Enoteca Bisson 2018 Ciliegiolo Rose, Golfo del Tigullio DOC
Item Number: 12905
Sub Region: Liguria
Appellation/AVA: Golfo del Tigullio DOC
Estate Grown Wine: Yes
Grape(s): 100% Ciliegiolo
Type: Wine - Rose
Bottle Size: 750 ml
Alc by Vol(%): 12
Viticulture: Practicing Biodynamic
Soil Type: Clay, sand and gravel
Tasting Notes: A pure and pert cherry bomb, the Ciliegiolo grape never yields much color, but handled the way Pierluigi handles it, Ciliegiolo achieves unapologetic scrumptiousness. Receiving a brief four-to-five-day maceration, Bisson’s Ciliegiolo embraces rather than attempts to mask its inherent lightness, falling somewhere between a rosé and a light red. (All too often, rosé these days seeks that commercialized ultra-light color at all costs—using all sorts of cellar manipulation, and not even attempting to locate a sweet spot of extraction that balances friendliness and vinosity.) What Pierluigi has created here is a wine that is both easygoing and expressive, juicy and red-fruited yet absent of intrusive structure. In its brightness and saltiness, in its range of application and its profound food-friendliness, the 2018 Bisson Ciliegiolo is very much a Ligurian wine.
Farming Notes: Limited treatments, pursuant to Law 1078, are used; the management is similar to biodynamic farming.

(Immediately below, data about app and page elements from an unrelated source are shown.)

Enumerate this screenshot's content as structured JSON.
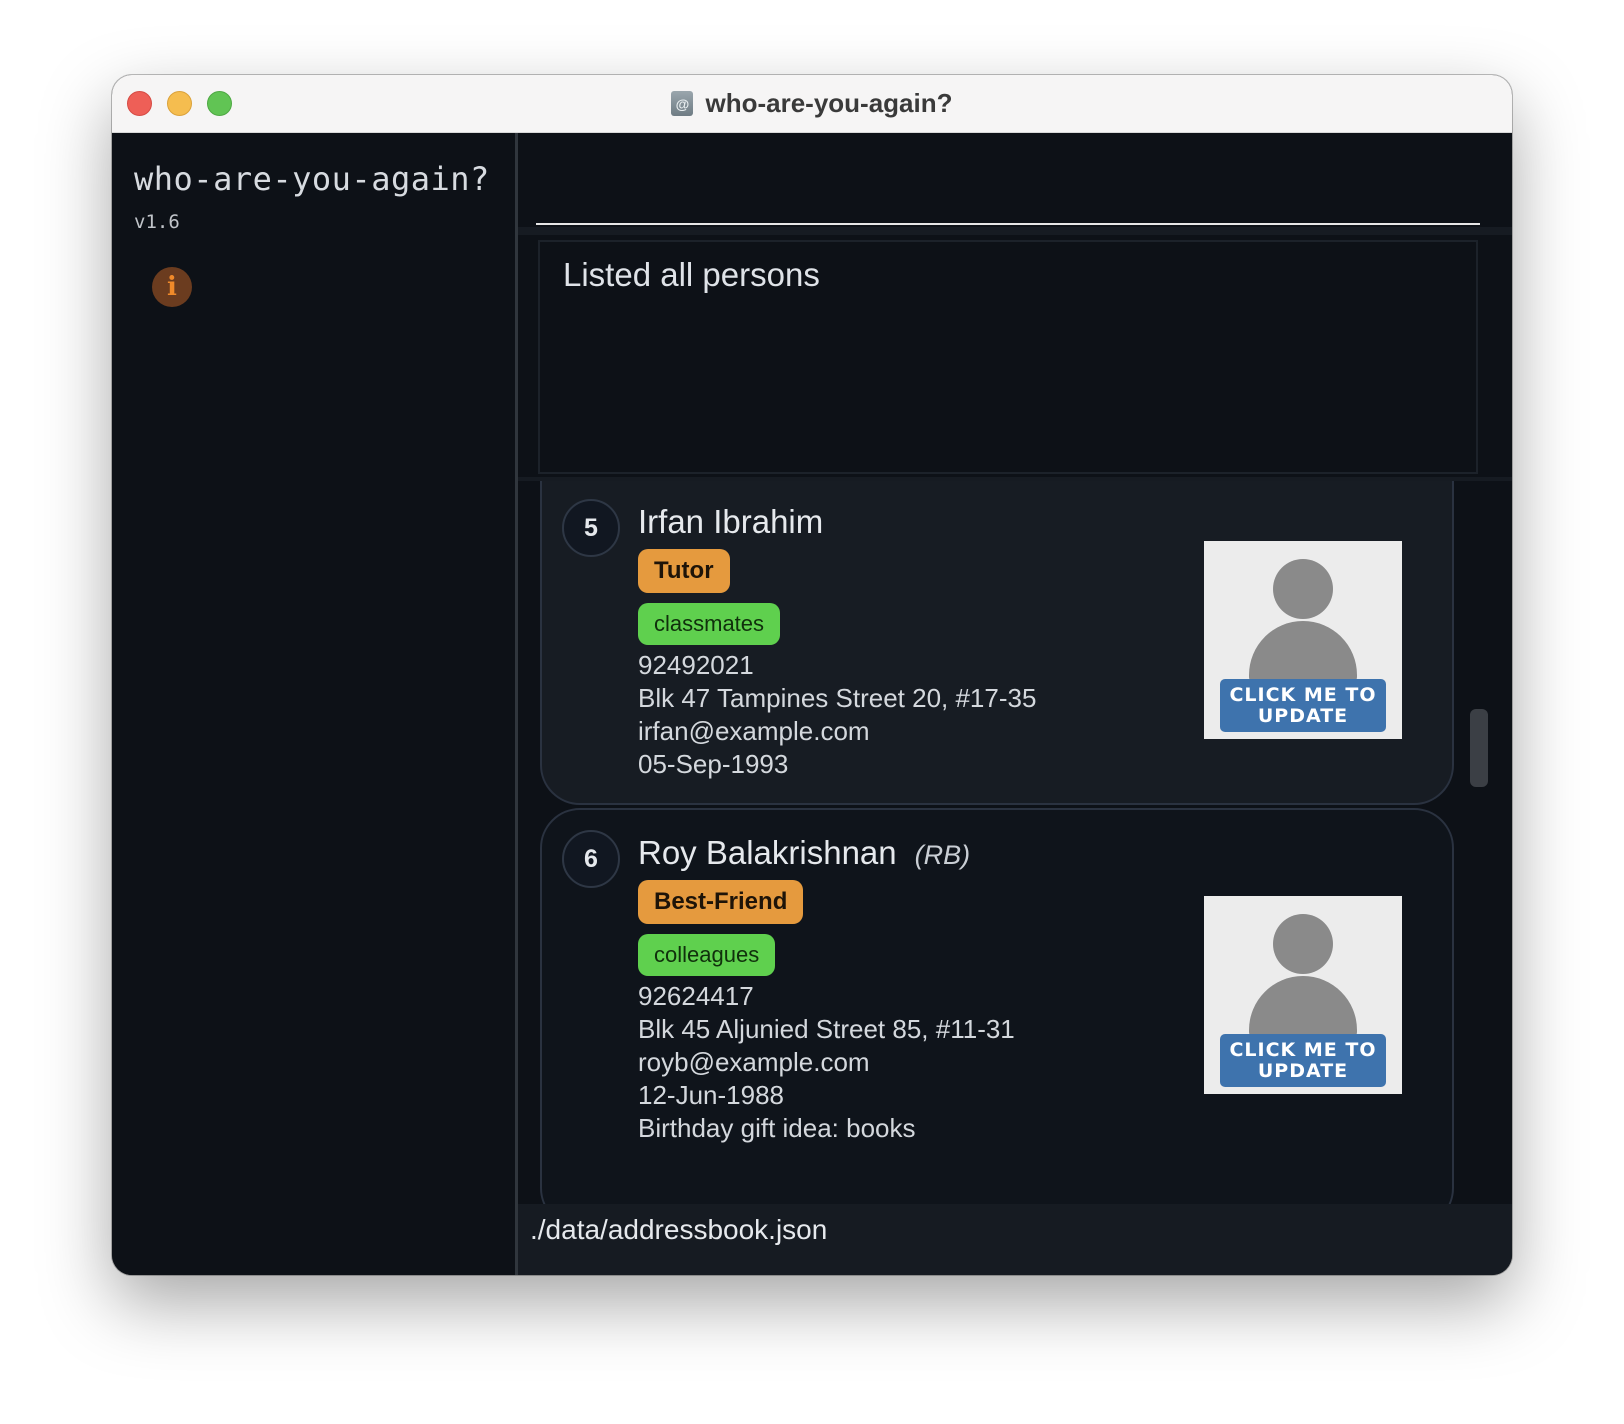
{
  "window": {
    "title": "who-are-you-again?",
    "icon": "address-book-icon"
  },
  "sidebar": {
    "app_name": "who-are-you-again?",
    "version": "v1.6",
    "info_icon": "info-icon",
    "info_glyph": "i"
  },
  "command": {
    "value": ""
  },
  "result": {
    "message": "Listed all persons"
  },
  "persons": [
    {
      "index": "5",
      "name": "Irfan Ibrahim",
      "nickname": "",
      "role": "Tutor",
      "group": "classmates",
      "phone": "92492021",
      "address": "Blk 47 Tampines Street 20, #17-35",
      "email": "irfan@example.com",
      "birthday": "05-Sep-1993",
      "note": "",
      "photo_button": "CLICK ME TO UPDATE"
    },
    {
      "index": "6",
      "name": "Roy Balakrishnan",
      "nickname": "(RB)",
      "role": "Best-Friend",
      "group": "colleagues",
      "phone": "92624417",
      "address": "Blk 45 Aljunied Street 85, #11-31",
      "email": "royb@example.com",
      "birthday": "12-Jun-1988",
      "note": "Birthday gift idea: books",
      "photo_button": "CLICK ME TO UPDATE"
    }
  ],
  "status": {
    "path": "./data/addressbook.json"
  },
  "colors": {
    "background": "#0d1117",
    "card": "#171c23",
    "role_tag": "#e59a3e",
    "group_tag": "#5fd04e",
    "update_button": "#3e73ad",
    "info_button": "#6b3c1f"
  }
}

Terroir Notes: As with Cassis, Liguria produces scant quantities of wine that are dispensed of in large part by tourists who flock here to partake in the psychedelic gorgeousness of its seaside towns. Among all of Italy’s viticultural regions, only the Valle d’Aosta produces less volume. Vines here cling to breakneck-steep limestone slopes and vie for space with the region’s ubiquitous olive trees (which outnumber grapevines five to one), artichokes, aromatic herbs, and wild mushrooms. They plunge deeply into rocky, impoverished soils, often on terraces (built by the Liguri tribes in ancient times), aimed at the sun in worshipful fashion. These are vines that guzzle Mediterranean sunlight and bathe constantly in sea breezes, and the wines are easily among the most viscerally terroir-expressive white wines in all of Italy.
Pairing Notes: Fresh seafood, of course, but too often Mediterranean wine is typecast as a fish partner with severely limited range elsewhere. What the best Ligurian wines want so desperately, in fact, are green things—pesto, after all, is one of the region’s most widely beloved native dishes, and there are herbs growing everywhere which always find their way into the food. Fresh greens, sautéed greens, charred greens, heavily adorned greens; all will achieve synergistic nirvana with Bisson’s vivacious offering.